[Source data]
+===+

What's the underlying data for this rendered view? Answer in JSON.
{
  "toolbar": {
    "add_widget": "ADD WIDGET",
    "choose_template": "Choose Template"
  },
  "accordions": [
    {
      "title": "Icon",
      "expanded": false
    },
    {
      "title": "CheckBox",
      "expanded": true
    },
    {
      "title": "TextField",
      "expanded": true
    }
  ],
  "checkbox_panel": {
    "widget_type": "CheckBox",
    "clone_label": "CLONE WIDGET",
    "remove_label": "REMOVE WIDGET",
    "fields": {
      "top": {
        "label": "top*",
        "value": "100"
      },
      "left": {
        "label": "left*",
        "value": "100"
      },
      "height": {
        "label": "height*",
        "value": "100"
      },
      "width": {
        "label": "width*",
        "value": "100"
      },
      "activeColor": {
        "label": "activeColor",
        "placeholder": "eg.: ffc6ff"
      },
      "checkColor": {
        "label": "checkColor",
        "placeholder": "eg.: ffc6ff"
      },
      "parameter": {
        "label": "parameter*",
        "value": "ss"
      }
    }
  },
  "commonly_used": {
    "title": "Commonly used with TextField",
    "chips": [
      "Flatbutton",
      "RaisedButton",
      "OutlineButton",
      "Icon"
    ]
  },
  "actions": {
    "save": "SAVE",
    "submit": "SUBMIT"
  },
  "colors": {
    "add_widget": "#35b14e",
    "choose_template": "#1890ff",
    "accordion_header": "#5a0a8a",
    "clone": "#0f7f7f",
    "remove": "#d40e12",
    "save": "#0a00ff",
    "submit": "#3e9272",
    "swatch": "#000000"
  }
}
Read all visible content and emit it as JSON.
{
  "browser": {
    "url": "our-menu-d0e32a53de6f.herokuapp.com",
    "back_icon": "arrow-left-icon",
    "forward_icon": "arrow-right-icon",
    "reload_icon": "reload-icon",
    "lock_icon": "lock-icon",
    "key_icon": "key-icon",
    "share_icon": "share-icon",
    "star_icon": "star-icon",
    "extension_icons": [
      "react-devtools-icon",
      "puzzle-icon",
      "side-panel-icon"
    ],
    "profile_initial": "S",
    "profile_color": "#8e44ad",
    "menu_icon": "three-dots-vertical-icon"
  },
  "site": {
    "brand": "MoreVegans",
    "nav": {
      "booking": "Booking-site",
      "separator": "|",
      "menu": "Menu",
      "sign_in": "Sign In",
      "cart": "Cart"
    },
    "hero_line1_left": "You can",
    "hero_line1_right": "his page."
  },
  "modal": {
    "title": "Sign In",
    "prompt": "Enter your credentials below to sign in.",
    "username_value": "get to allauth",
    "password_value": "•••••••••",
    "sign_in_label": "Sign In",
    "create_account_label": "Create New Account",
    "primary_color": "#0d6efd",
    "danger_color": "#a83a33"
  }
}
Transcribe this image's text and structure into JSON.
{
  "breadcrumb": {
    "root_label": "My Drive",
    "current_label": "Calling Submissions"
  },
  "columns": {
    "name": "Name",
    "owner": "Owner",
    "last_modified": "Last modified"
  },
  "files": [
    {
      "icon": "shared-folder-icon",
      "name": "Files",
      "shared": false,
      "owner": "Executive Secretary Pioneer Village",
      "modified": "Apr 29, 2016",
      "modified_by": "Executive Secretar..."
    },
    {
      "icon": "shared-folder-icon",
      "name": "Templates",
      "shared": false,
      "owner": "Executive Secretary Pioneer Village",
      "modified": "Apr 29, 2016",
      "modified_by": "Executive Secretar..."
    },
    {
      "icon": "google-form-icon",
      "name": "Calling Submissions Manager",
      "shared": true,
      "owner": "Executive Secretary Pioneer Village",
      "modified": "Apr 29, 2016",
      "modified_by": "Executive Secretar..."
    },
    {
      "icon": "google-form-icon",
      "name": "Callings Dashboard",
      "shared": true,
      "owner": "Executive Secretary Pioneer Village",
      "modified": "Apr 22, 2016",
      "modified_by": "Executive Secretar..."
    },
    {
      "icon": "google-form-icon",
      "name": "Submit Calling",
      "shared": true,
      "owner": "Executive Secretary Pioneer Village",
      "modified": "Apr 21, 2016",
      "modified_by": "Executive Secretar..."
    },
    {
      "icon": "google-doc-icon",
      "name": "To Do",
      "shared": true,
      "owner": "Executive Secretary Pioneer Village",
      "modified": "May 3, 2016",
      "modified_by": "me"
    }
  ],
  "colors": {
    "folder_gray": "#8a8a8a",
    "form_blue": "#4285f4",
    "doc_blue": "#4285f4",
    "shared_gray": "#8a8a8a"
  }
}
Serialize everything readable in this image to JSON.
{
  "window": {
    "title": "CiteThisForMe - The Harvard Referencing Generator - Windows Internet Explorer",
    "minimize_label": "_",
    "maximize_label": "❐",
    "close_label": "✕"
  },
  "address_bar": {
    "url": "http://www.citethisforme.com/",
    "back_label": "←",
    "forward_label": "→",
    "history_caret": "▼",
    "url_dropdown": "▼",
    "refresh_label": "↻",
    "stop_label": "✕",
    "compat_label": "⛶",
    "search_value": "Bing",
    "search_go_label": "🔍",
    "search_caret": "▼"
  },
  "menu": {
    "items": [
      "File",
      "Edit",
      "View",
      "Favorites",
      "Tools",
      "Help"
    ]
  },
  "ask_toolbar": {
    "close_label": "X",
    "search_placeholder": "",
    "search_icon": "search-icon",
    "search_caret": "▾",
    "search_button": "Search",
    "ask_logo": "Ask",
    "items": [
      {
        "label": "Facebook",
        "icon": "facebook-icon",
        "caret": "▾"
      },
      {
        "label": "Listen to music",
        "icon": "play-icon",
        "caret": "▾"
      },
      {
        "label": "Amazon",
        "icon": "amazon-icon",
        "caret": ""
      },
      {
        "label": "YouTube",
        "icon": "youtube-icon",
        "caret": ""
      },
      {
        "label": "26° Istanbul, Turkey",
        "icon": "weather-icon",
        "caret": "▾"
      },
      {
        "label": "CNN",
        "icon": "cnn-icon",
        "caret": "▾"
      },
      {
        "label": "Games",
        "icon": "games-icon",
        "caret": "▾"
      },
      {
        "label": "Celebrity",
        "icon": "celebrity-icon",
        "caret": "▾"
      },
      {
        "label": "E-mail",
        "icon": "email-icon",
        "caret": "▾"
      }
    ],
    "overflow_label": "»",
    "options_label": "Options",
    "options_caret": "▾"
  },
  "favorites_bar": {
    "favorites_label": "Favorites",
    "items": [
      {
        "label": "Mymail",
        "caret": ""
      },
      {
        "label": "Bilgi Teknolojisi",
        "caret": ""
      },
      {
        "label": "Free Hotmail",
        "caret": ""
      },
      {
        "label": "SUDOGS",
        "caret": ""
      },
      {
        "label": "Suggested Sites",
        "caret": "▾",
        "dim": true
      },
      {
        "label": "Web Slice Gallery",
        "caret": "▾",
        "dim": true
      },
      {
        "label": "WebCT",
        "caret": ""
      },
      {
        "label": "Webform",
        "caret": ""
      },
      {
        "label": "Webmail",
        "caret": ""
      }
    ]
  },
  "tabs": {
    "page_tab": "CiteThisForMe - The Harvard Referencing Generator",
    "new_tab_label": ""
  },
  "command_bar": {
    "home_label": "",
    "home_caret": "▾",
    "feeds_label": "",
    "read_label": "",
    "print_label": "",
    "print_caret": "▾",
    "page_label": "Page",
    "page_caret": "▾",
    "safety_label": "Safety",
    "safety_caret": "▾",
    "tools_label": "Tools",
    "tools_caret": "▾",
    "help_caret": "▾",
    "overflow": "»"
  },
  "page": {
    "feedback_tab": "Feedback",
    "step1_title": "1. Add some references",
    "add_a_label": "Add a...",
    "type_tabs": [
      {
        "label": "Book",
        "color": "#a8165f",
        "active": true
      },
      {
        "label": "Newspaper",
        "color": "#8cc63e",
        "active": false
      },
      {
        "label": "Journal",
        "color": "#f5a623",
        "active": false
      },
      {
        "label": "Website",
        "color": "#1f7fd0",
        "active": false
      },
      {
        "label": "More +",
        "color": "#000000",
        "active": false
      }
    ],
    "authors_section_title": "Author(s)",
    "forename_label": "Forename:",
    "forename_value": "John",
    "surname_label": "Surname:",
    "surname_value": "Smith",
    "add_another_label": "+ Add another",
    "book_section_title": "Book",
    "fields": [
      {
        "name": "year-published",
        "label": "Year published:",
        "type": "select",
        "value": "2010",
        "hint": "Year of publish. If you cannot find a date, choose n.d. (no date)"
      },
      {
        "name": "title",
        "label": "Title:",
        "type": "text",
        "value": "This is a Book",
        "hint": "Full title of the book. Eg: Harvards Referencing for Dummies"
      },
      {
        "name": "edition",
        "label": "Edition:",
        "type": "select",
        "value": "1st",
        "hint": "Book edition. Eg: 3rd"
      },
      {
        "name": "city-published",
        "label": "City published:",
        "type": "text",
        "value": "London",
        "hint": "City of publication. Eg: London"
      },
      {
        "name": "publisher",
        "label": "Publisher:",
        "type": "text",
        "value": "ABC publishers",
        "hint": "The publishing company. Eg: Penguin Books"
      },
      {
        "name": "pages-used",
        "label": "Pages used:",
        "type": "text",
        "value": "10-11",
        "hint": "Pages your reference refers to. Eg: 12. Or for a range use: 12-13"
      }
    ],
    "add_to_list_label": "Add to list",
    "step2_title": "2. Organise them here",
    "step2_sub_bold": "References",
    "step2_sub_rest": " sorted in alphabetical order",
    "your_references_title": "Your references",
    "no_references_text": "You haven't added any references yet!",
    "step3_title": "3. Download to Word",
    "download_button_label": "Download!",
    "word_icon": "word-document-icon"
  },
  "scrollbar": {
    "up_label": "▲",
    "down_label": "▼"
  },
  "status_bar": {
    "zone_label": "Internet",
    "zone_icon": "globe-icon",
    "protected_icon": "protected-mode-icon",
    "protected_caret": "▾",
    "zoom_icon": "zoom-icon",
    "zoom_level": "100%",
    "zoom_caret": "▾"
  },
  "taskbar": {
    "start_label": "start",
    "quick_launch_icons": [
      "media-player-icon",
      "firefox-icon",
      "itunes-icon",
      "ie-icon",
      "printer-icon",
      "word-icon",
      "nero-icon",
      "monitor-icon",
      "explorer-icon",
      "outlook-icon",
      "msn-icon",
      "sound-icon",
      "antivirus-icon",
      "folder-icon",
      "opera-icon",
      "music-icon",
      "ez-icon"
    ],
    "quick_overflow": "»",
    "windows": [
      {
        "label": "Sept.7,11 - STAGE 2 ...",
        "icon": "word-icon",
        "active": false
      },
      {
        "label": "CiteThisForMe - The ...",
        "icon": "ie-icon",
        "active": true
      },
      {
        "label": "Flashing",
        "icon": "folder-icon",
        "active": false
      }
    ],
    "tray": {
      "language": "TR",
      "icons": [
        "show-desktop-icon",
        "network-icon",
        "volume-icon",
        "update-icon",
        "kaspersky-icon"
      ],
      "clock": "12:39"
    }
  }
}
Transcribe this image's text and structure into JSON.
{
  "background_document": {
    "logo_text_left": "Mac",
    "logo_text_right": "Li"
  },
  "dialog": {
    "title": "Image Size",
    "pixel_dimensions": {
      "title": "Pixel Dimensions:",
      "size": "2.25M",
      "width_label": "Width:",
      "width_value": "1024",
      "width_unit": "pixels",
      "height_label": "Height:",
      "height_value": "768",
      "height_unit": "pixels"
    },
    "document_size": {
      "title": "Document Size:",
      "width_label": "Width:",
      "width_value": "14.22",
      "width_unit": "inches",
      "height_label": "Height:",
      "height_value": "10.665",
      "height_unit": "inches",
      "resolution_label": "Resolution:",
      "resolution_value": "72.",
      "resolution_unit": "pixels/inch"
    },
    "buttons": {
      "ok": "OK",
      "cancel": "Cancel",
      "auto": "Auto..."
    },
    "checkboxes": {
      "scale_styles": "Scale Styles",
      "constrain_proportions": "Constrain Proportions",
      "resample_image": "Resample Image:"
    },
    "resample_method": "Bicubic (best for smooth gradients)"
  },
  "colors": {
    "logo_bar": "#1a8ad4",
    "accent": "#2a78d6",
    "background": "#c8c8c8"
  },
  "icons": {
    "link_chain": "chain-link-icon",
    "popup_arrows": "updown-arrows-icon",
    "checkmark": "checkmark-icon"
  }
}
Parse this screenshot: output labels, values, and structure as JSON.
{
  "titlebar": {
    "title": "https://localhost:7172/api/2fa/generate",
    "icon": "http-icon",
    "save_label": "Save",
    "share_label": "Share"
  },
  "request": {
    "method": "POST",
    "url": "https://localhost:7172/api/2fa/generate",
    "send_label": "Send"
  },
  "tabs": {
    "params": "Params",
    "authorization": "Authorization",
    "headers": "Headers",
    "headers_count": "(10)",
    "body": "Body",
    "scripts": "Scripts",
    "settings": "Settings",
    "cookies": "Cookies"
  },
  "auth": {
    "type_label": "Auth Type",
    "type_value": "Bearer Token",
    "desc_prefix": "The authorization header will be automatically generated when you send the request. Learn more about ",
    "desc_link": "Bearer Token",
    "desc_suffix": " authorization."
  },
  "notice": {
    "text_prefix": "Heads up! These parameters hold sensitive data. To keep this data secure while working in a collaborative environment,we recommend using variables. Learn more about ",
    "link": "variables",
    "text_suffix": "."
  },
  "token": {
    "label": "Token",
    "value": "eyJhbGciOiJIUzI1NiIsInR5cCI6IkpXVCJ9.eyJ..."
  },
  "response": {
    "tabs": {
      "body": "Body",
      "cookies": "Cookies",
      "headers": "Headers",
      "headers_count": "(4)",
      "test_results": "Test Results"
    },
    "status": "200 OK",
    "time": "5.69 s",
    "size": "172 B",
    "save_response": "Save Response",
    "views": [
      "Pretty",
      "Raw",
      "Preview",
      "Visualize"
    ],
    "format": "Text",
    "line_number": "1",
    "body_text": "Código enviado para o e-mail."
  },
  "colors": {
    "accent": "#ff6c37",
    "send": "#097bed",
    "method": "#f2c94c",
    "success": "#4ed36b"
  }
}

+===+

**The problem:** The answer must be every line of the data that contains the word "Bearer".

**Reply:**
    "type_value": "Bearer Token",
    "desc_link": "Bearer Token",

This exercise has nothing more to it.